***** MATERIAL PROVIDED

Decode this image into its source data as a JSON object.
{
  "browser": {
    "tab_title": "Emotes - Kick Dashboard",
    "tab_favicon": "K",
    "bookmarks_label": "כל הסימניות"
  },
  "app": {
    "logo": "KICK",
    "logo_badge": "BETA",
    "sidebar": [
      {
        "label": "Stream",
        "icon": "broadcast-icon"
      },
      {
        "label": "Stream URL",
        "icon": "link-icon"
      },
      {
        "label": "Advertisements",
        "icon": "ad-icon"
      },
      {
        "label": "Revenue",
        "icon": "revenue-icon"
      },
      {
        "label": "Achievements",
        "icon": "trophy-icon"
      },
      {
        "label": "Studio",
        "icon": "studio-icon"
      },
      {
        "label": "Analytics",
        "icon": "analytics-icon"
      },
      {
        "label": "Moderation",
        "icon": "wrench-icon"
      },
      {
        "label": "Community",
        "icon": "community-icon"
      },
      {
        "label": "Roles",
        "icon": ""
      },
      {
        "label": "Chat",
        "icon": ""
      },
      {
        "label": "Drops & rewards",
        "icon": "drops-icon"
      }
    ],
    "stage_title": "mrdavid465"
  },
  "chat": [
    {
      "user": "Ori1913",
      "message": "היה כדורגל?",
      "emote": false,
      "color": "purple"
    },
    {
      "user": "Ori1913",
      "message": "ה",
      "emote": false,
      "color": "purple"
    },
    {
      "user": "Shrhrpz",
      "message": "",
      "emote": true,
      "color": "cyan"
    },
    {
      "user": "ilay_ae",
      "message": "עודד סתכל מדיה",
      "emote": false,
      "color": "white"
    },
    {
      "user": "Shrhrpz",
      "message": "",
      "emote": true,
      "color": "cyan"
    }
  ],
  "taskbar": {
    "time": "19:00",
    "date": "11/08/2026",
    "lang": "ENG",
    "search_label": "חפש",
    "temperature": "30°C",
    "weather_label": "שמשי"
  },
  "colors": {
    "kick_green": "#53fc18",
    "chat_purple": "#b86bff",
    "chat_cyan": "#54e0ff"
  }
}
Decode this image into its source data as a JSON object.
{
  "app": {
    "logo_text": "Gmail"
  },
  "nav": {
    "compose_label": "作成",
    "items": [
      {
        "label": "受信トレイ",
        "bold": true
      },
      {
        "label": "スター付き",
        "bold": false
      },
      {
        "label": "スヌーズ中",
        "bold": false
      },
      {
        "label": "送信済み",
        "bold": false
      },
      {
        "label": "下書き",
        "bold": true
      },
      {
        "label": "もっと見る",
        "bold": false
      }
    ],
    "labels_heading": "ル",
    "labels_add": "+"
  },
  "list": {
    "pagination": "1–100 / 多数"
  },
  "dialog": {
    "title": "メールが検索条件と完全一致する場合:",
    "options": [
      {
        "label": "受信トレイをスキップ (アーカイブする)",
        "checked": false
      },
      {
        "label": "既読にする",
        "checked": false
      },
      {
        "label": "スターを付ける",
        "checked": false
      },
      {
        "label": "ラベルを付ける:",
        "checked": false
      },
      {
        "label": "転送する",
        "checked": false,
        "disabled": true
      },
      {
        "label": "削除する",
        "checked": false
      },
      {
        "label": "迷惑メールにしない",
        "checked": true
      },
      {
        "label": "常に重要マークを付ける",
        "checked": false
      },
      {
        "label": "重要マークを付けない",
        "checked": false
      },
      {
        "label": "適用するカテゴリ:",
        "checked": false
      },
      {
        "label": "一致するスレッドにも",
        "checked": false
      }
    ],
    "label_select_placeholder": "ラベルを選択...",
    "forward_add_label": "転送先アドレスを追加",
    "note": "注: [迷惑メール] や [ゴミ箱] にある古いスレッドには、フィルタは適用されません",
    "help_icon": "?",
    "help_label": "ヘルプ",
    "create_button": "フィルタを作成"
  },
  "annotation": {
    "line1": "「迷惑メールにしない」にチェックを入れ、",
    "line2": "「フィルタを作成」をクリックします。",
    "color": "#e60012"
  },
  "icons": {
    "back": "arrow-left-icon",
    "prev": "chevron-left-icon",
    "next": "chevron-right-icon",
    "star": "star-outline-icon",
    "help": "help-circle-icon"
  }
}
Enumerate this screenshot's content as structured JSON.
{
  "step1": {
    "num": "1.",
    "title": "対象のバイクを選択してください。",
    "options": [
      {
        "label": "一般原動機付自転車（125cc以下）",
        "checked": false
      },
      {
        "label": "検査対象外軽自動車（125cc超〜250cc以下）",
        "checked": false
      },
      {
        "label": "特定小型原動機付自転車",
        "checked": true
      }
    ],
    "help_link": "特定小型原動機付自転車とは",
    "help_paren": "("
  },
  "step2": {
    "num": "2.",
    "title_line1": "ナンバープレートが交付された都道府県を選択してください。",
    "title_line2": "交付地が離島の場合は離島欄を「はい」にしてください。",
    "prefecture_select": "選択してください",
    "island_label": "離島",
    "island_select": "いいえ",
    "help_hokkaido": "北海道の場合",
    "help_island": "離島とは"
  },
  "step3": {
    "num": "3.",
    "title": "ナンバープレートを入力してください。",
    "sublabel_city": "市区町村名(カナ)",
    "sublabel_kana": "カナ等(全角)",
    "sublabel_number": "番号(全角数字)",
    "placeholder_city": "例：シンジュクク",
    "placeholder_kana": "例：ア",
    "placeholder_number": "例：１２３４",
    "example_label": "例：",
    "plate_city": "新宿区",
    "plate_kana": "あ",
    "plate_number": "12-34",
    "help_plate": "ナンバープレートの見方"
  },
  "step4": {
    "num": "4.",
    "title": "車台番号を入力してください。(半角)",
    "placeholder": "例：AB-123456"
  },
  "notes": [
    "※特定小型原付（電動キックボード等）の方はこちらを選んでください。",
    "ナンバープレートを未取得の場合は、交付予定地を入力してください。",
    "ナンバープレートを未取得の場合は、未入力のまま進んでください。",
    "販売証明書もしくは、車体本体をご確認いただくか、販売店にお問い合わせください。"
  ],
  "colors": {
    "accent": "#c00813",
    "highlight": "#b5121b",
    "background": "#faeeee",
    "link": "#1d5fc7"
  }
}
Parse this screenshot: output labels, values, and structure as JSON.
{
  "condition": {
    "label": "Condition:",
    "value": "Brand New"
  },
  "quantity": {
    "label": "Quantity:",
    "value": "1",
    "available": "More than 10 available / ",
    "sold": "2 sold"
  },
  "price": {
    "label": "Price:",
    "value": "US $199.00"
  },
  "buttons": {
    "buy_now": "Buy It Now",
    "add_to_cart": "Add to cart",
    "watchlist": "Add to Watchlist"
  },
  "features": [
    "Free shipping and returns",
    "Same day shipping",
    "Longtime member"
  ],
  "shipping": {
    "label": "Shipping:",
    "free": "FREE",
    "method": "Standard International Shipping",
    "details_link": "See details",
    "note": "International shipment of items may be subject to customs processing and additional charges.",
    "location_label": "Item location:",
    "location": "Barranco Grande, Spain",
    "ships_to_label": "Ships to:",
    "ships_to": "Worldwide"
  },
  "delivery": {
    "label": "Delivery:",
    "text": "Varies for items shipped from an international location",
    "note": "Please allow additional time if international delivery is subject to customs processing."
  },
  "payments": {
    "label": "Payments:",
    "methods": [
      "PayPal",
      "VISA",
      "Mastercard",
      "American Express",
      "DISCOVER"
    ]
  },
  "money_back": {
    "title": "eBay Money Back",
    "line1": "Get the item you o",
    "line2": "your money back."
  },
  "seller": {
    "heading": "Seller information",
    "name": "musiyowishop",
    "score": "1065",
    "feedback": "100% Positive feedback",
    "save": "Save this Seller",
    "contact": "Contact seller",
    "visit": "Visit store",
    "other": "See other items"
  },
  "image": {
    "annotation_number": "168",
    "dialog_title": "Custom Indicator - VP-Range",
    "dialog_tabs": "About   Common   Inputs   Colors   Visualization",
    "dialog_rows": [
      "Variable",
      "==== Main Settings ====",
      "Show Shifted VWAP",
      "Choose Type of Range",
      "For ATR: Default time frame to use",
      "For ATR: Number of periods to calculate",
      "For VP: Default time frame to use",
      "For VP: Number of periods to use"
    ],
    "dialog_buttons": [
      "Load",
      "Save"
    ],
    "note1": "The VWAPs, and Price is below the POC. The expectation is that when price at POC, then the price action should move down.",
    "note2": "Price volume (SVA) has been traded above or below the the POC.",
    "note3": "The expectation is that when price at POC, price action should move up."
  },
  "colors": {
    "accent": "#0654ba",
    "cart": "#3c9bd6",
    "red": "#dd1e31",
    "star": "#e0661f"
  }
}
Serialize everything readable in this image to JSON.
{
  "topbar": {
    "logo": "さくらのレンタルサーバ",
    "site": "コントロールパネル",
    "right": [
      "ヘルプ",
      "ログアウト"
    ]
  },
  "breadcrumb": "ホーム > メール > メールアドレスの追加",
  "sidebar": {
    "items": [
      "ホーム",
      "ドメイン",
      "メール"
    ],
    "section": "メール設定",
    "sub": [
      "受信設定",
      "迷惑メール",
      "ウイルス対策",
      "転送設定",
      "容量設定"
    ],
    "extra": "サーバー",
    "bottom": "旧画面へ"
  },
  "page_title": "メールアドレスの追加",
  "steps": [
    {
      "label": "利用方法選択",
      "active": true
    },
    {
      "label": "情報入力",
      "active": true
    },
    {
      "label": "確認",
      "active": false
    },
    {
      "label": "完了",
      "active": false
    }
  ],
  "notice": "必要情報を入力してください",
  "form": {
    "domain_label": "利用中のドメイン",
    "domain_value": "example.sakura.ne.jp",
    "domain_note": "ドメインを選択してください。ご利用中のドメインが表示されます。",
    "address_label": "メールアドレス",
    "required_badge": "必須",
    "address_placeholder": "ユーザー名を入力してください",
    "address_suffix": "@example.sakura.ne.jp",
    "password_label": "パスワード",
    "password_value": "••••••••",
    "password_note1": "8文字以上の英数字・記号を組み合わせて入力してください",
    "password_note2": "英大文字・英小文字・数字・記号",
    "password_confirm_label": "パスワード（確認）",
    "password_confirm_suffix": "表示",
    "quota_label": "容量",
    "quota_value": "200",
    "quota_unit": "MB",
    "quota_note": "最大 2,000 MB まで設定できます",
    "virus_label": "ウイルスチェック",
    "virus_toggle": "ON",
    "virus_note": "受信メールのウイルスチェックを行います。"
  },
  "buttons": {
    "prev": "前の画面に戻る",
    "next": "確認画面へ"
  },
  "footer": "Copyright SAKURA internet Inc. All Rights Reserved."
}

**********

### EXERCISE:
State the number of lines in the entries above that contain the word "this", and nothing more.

### RESULT:
6